▶ [Problem description] State how many lines of the entries hold the string "content". Reply with the number alone.

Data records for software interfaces
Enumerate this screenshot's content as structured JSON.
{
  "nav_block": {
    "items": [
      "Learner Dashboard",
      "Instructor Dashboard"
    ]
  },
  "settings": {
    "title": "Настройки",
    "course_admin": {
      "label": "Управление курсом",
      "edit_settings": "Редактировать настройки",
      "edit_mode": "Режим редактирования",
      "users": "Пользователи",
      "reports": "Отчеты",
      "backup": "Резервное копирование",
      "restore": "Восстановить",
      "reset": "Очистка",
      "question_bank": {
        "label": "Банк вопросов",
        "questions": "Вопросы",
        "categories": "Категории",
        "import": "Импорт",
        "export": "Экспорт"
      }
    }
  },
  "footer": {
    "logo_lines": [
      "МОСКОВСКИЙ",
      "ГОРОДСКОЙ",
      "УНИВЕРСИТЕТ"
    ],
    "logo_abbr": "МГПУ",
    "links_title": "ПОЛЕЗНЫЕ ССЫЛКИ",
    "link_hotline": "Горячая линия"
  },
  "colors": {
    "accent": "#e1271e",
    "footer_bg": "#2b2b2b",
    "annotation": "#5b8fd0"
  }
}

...

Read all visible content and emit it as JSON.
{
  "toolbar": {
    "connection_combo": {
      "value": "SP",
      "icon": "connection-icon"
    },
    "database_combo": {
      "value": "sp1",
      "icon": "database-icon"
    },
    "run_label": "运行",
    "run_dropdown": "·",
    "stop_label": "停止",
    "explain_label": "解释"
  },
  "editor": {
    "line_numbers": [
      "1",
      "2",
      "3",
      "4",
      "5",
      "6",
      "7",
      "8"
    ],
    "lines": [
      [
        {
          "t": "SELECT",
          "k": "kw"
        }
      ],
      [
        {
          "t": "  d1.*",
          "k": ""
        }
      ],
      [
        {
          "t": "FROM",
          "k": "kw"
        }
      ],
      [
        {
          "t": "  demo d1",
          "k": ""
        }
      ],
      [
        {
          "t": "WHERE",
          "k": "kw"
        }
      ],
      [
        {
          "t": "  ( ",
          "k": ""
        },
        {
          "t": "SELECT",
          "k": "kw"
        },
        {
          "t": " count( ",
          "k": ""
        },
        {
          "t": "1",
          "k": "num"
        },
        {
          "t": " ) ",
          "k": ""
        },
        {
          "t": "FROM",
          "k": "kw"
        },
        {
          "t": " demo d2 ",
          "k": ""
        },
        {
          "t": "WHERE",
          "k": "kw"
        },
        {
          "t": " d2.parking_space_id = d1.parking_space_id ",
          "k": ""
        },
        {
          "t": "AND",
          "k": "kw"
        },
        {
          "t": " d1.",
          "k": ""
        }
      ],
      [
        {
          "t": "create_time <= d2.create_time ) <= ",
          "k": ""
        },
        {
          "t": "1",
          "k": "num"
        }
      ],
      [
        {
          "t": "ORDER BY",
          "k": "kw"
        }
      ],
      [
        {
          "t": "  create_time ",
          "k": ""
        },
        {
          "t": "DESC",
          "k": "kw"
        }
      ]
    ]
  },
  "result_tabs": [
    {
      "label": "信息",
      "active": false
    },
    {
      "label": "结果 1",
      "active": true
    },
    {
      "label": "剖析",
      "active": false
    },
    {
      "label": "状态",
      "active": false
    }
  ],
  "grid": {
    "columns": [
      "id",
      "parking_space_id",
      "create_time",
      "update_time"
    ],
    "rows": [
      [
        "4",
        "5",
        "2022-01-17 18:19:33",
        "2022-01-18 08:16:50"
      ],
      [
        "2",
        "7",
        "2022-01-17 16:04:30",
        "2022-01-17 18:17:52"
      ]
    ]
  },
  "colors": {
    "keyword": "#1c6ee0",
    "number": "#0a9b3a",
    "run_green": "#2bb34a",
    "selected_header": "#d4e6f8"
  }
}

▶ [Result of the task] 2